Useful Simple Projects and the Great Recovery brought together 13 experts from industry to look at potential reuse of 24 products that are typically used on Oil and Gas assets. The experts identified 186 different ways those materials could potentially be reused across 12 different industrial sectors.
The study further identified that to unlock the potential the following steps would be required:
- A pre-decommissioning audit of each asset to understand the range, quantity and condition of the materials being decommissioned. Access to this information would allow brokers and material handling companies a chance to assess the potential market for the components and in some cases pre-sell them.
- New decommissioning techniques that will allow more of the asset to be landed in smaller ports the UK. Ideally an industrial park should be developed specifically to accept and recondition the wide range of materials that lend themselves to reuse.
- Detailed assessment of all the materials is required once the materials are landed
- Bringing together facilities and the skill to decontaminate, check and repurpose a wide range of components.

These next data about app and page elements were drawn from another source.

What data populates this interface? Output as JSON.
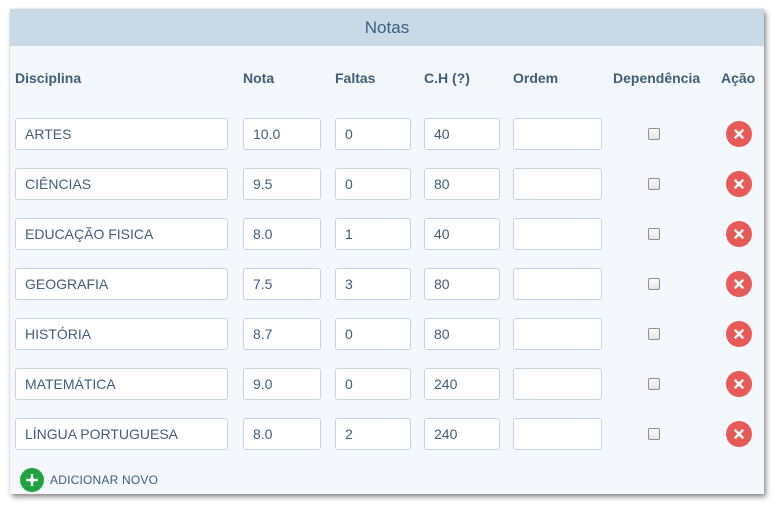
{
  "panel": {
    "title": "Notas"
  },
  "columns": {
    "disciplina": "Disciplina",
    "nota": "Nota",
    "faltas": "Faltas",
    "ch": "C.H (?)",
    "ordem": "Ordem",
    "dependencia": "Dependência",
    "acao": "Ação"
  },
  "rows": [
    {
      "disciplina": "ARTES",
      "nota": "10.0",
      "faltas": "0",
      "ch": "40",
      "ordem": "",
      "dependencia": false
    },
    {
      "disciplina": "CIÊNCIAS",
      "nota": "9.5",
      "faltas": "0",
      "ch": "80",
      "ordem": "",
      "dependencia": false
    },
    {
      "disciplina": "EDUCAÇÃO FISICA",
      "nota": "8.0",
      "faltas": "1",
      "ch": "40",
      "ordem": "",
      "dependencia": false
    },
    {
      "disciplina": "GEOGRAFIA",
      "nota": "7.5",
      "faltas": "3",
      "ch": "80",
      "ordem": "",
      "dependencia": false
    },
    {
      "disciplina": "HISTÓRIA",
      "nota": "8.7",
      "faltas": "0",
      "ch": "80",
      "ordem": "",
      "dependencia": false
    },
    {
      "disciplina": "MATEMÁTICA",
      "nota": "9.0",
      "faltas": "0",
      "ch": "240",
      "ordem": "",
      "dependencia": false
    },
    {
      "disciplina": "LÍNGUA PORTUGUESA",
      "nota": "8.0",
      "faltas": "2",
      "ch": "240",
      "ordem": "",
      "dependencia": false
    }
  ],
  "add_new": {
    "label": "ADICIONAR NOVO",
    "icon": "plus-circle-icon"
  },
  "row_action_icon": "close-icon",
  "colors": {
    "header_bg": "#c9dae7",
    "delete": "#e85a58",
    "add": "#1fa23f",
    "text": "#3f5e7b"
  }
}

- Testing and certification systems would need to be established or brought together before products and components could be resold
- New markets need to be opened up in the different sectors both in the UK and overseas.
In order to move this project forward a more detailed assessment of the quantity and quality of materials coming from the assets needs to be undertaken. In addition, potential markets need to be tested to understand the potential demand for components, and what different markets are willing to pay.
This assessment would provide the evidence that DECC and others need in order to set more challenging reuse targets. Without this type of legislative driver it is difficult to see how the Oil and Gas companies will be encouraged find ways to invest in circular economy solutions that could potentially create new jobs, skills and enterprise in Scotland and reduce the carbon emissions associated with decommissioning.
We are currently helping ZWS investigate how the circular economy concepts can be used in the Fish, Beer, Whisky and Farming industries. We have been developing a series of ideas for how the Orkneys can use bio-economy principles to reduce its reliance on the expensive import of livestock feed and fertiliser by making use of whisky, beer and other waste. We are also looking at options for using sewage and other farm wastes that are costly to dispose of to generate heat, power, fertiliser and fibre.
Our work with ZWS has been fascinating and very engaging. We firmly believe that circular economy principles offer enormous potential in both these sectors but it challenges the technical approaches that have been adopted to waste and resource management as well as the way in which costs and value are shared across the supply chain and how wider social and environmental costs and benefits are appraised.
Successful adoption of circular economy principles will require new business partnerships; new ways to share whole life costs and revenue; new systems approaches to resource utilisation that are potentially disruptive; in a risk averse environment, a willingness to test new technologies and industrial processes.
Useful Simple Projects are working with the Great Recovery and Zero Waste Scotland to explore the value the circular economy could bring to a number of industries in Scotland. Our first report was published last week which looks at the potential to reuse Oil and Gas assets in the North Sea to stimulate economic development and address major environmental issues.